It's called reciprocity.
Even smarter, if - like me - you vigorously tap to open the various items in the middle of the screen, you'll likely accidentally tap on the big yellow Battle button once all the Free Chest items are unlocked, taking you into a battle.
But that's okay, as a battle is only three minutes long.
In terms of battles, Supercell's choice of cards for the core gameplay mechanic is also clever because cards immediately make us feel smarter - a halo effect from Poker perhaps - as well as seeming to offer more tactical opportunities than the game actually represents.
That's not to say that Clash Royale doesn't have tactics. Only that the game's matching system means that for the vast majority of players outside the top 500, the win-loss ratio quickly becomes like tossing a coin: heads you win, tails you lose.
For the vast majority of players, the win-loss ratio quickly becomes like tossing a coin.
Significantly, the game doesn't display your win-loss rate either.
You can go into the stats and find out how many games you've won, and your trophy total provides an abstract ranking so you can compare yourself to other players.
But there's no overt measure of your success in terms of the number of battles you've actually played.
Everyone's a winner
More fundamentally, there is an argument that everyone playing Clash Royale (apart from the worst player in the world), will have a good experience, because the second worst player in the world will beat the worst player more often than they will lose to them.
Personally, I'd take this argument one step further and claim that for most players, it's not too difficult to win in Clash Royale by randomly selecting units (i.e. as they become available) and dropping them onto the board.
In this respect then, Clash Royale is reminiscent of Candy Crush Saga. Almost anyone can play it and rack up some victories, open some chests and win some items.
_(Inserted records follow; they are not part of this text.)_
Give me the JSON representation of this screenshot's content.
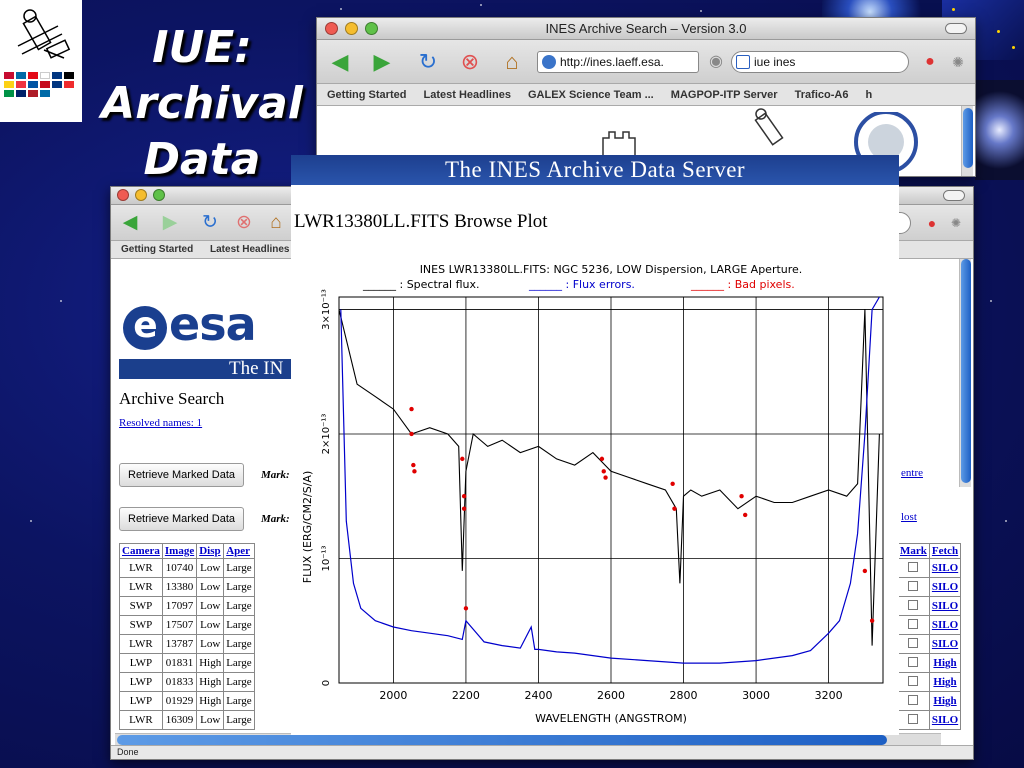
{
  "slide": {
    "title_lines": [
      "IUE:",
      "Archival",
      "Data"
    ]
  },
  "back_window": {
    "title": "INES Archive Search – Version 3.0",
    "url": "http://ines.laeff.esa.",
    "search_value": "iue ines",
    "bookmarks": [
      "Getting Started",
      "Latest Headlines",
      "GALEX Science Team ...",
      "MAGPOP-ITP Server",
      "Trafico-A6",
      "h"
    ]
  },
  "mid_window": {
    "bookmarks": [
      "Getting Started",
      "Latest Headlines"
    ],
    "logo_text": "esa",
    "ines_band": "The  IN",
    "archive_heading": "Archive Search",
    "resolved_link": "Resolved names: 1",
    "retrieve_label": "Retrieve Marked Data",
    "mark_label": "Mark:",
    "centre_link": "entre",
    "lost_link": "lost",
    "status": "Done",
    "table": {
      "headers": [
        "Camera",
        "Image",
        "Disp",
        "Aper"
      ],
      "rows": [
        [
          "LWR",
          "10740",
          "Low",
          "Large"
        ],
        [
          "LWR",
          "13380",
          "Low",
          "Large"
        ],
        [
          "SWP",
          "17097",
          "Low",
          "Large"
        ],
        [
          "SWP",
          "17507",
          "Low",
          "Large"
        ],
        [
          "LWR",
          "13787",
          "Low",
          "Large"
        ],
        [
          "LWP",
          "01831",
          "High",
          "Large"
        ],
        [
          "LWP",
          "01833",
          "High",
          "Large"
        ],
        [
          "LWP",
          "01929",
          "High",
          "Large"
        ],
        [
          "LWR",
          "16309",
          "Low",
          "Large"
        ]
      ]
    },
    "right_table": {
      "headers": [
        "Mark",
        "Fetch"
      ],
      "fetch": [
        "SILO",
        "SILO",
        "SILO",
        "SILO",
        "SILO",
        "High",
        "High",
        "High",
        "SILO"
      ]
    }
  },
  "plot_panel": {
    "header": "The  INES  Archive  Data  Server",
    "title": "LWR13380LL.FITS Browse Plot"
  },
  "chart_data": {
    "type": "line",
    "title": "INES LWR13380LL.FITS: NGC 5236, LOW Dispersion, LARGE Aperture.",
    "legend": [
      {
        "label": "______ : Spectral flux.",
        "color": "#000000"
      },
      {
        "label": "______ : Flux errors.",
        "color": "#0000cc"
      },
      {
        "label": "______ : Bad pixels.",
        "color": "#e00000"
      }
    ],
    "xlabel": "WAVELENGTH (ANGSTROM)",
    "ylabel": "FLUX (ERG/CM2/S/A)",
    "xlim": [
      1850,
      3350
    ],
    "ylim": [
      0,
      3.1e-13
    ],
    "xticks": [
      2000,
      2200,
      2400,
      2600,
      2800,
      3000,
      3200
    ],
    "yticks": [
      {
        "value": 0,
        "label": "0"
      },
      {
        "value": 1e-13,
        "label": "10⁻¹³"
      },
      {
        "value": 2e-13,
        "label": "2×10⁻¹³"
      },
      {
        "value": 3e-13,
        "label": "3×10⁻¹³"
      }
    ],
    "grid": true,
    "series": [
      {
        "color": "#000000",
        "x": [
          1850,
          1900,
          1950,
          2000,
          2050,
          2100,
          2150,
          2180,
          2190,
          2200,
          2220,
          2260,
          2300,
          2350,
          2400,
          2450,
          2500,
          2550,
          2600,
          2650,
          2700,
          2750,
          2780,
          2790,
          2800,
          2820,
          2850,
          2900,
          2950,
          3000,
          3050,
          3100,
          3150,
          3200,
          3250,
          3280,
          3300,
          3320,
          3340
        ],
        "y": [
          3e-13,
          2.4e-13,
          2.3e-13,
          2.2e-13,
          2e-13,
          2.05e-13,
          2e-13,
          1.9e-13,
          9e-14,
          1.7e-13,
          2e-13,
          1.9e-13,
          1.95e-13,
          1.85e-13,
          1.9e-13,
          1.8e-13,
          1.75e-13,
          1.85e-13,
          1.7e-13,
          1.65e-13,
          1.6e-13,
          1.55e-13,
          1.4e-13,
          8e-14,
          1.5e-13,
          1.55e-13,
          1.5e-13,
          1.55e-13,
          1.4e-13,
          1.5e-13,
          1.45e-13,
          1.45e-13,
          1.5e-13,
          1.55e-13,
          1.5e-13,
          1.6e-13,
          3e-13,
          3e-14,
          2e-13
        ]
      },
      {
        "color": "#0000cc",
        "x": [
          1855,
          1870,
          1890,
          1910,
          1950,
          2000,
          2050,
          2100,
          2150,
          2190,
          2200,
          2250,
          2300,
          2350,
          2380,
          2390,
          2400,
          2450,
          2500,
          2550,
          2600,
          2700,
          2800,
          2900,
          3000,
          3100,
          3150,
          3200,
          3230,
          3260,
          3280,
          3300,
          3320,
          3340
        ],
        "y": [
          3e-13,
          1.3e-13,
          8e-14,
          6e-14,
          5e-14,
          4.5e-14,
          4.2e-14,
          4e-14,
          3.8e-14,
          3.5e-14,
          5e-14,
          3.3e-14,
          3e-14,
          2.8e-14,
          4.5e-14,
          2.7e-14,
          2.7e-14,
          2.5e-14,
          2.4e-14,
          2.2e-14,
          2e-14,
          1.8e-14,
          1.6e-14,
          1.6e-14,
          1.8e-14,
          2.2e-14,
          2.6e-14,
          4e-14,
          5e-14,
          8e-14,
          1.2e-13,
          2e-13,
          3e-13,
          3.1e-13
        ]
      }
    ],
    "bad_pixels": {
      "x": [
        2050,
        2050,
        2055,
        2058,
        2190,
        2195,
        2200,
        2195,
        2575,
        2580,
        2585,
        2770,
        2775,
        2960,
        2970,
        3300,
        3320
      ],
      "y": [
        2.2e-13,
        2e-13,
        1.75e-13,
        1.7e-13,
        1.8e-13,
        1.5e-13,
        6e-14,
        1.4e-13,
        1.8e-13,
        1.7e-13,
        1.65e-13,
        1.6e-13,
        1.4e-13,
        1.5e-13,
        1.35e-13,
        9e-14,
        5e-14
      ]
    }
  }
}
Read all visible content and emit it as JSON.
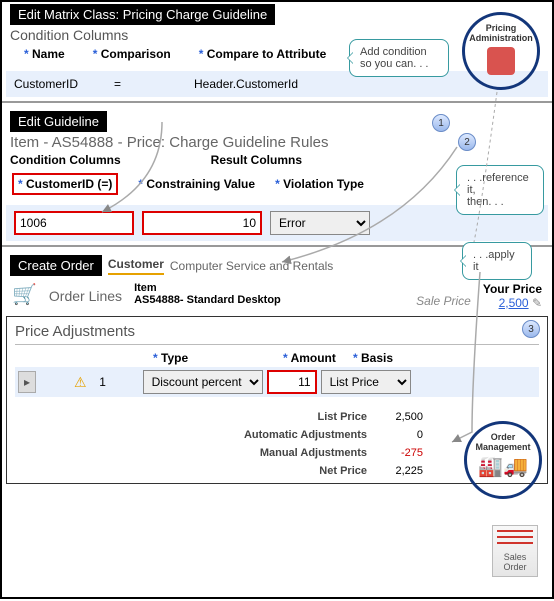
{
  "matrix": {
    "title": "Edit Matrix Class: Pricing Charge Guideline",
    "subtitle": "Condition Columns",
    "headers": {
      "name": "Name",
      "comparison": "Comparison",
      "compare_to": "Compare to Attribute"
    },
    "row": {
      "name": "CustomerID",
      "comparison": "=",
      "compare_to": "Header.CustomerId"
    }
  },
  "guideline": {
    "tab": "Edit Guideline",
    "title": "Item - AS54888 - Price: Charge Guideline Rules",
    "cond_hdr": "Condition Columns",
    "result_hdr": "Result Columns",
    "cols": {
      "customer": "CustomerID (=)",
      "constraining": "Constraining Value",
      "violation": "Violation Type"
    },
    "row": {
      "customer": "1006",
      "constraining": "10",
      "violation": "Error"
    }
  },
  "order": {
    "tab": "Create Order",
    "customer_lbl": "Customer",
    "customer_val": "Computer Service and Rentals",
    "lines_lbl": "Order Lines",
    "item_lbl": "Item",
    "item_val": "AS54888- Standard Desktop",
    "sale_price": "Sale Price",
    "your_price_lbl": "Your Price",
    "your_price": "2,500",
    "adj_title": "Price Adjustments",
    "adj_cols": {
      "type": "Type",
      "amount": "Amount",
      "basis": "Basis"
    },
    "adj_row": {
      "num": "1",
      "type": "Discount percent",
      "amount": "11",
      "basis": "List Price"
    },
    "totals": {
      "list": {
        "lbl": "List Price",
        "val": "2,500"
      },
      "auto": {
        "lbl": "Automatic Adjustments",
        "val": "0"
      },
      "manual": {
        "lbl": "Manual Adjustments",
        "val": "-275"
      },
      "net": {
        "lbl": "Net Price",
        "val": "2,225"
      }
    }
  },
  "callouts": {
    "c1": "Add condition\nso you can. . .",
    "c2": ". . .reference  it,\nthen. . .",
    "c3": ". . .apply it"
  },
  "rings": {
    "pricing": "Pricing\nAdministration",
    "om": "Order\nManagement"
  },
  "sticky": "Sales\nOrder",
  "steps": {
    "s1": "1",
    "s2": "2",
    "s3": "3"
  }
}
In that respect, it's a game that appeals to losers (and that's everyone apart from the best 500 players in the world) because it makes them winners - at least for half of the time.
Okay, so it's not based around colourful candies, but even compared to Clash of Clans', I think Clash Royale has a broader appeal.
After all, it's a card game, and everyone's played card games.
Bait and switch
Supercell has cracked the wide appeal part of the formula for success, then, but Clash Royale's real genius is in the way it hides deep and 'aggressive' monetisation.
(BTW: I use the term 'aggressive' not in a pejorative way. 'Aggressive' doesn't mean good or bad. It's just describing how the game's monetisation operates. After all, this is a game in which you can spend over $25,000.)
Clash Royale's real genius is in the way it hides deep and aggressive monetisation.
The most obvious example of this is what happens when you've won a battle.
'Yeh, I've won a battle, so where's my reward?' goes your brain.
Your reward is a chest of items to be unlocked. But what's this? The chest is locked and you have to wait a minimum of three hours for it to unlock. Or you could spend some gems (hard currency you can buy) to get your reward immediately. Hmmm...
As with most F2P games, Clash Royale gives players some gems when they first start playing to encourage them to open chests immediately.
It doesn't push players into doing this, nor is it generous in terms of how many gems it gives you.
From that point of view, the decision is very much left down to the player. Only that, from a psychological situation, you'll likely want your reward more than you care for your gems.
And, for me, this is the real genius of Clash Royale.
One of its core monetisation loops (the other is the gacha mechanics of buying chest and getting high level cards, but that's another article), is embedded within the core reward loop, but in such a counter-intuitive way that delayed anticipation of the reward actually enhances, not detracts, from monetisation.
No other mobile game developer would be able to pull off such a move, because if they attempted it, they would be meet by a wave of complaints.
But given that everyone - apart from the worst player in the world at Clash Royale - is having a good time, most of the time, we seem to have missed this trick.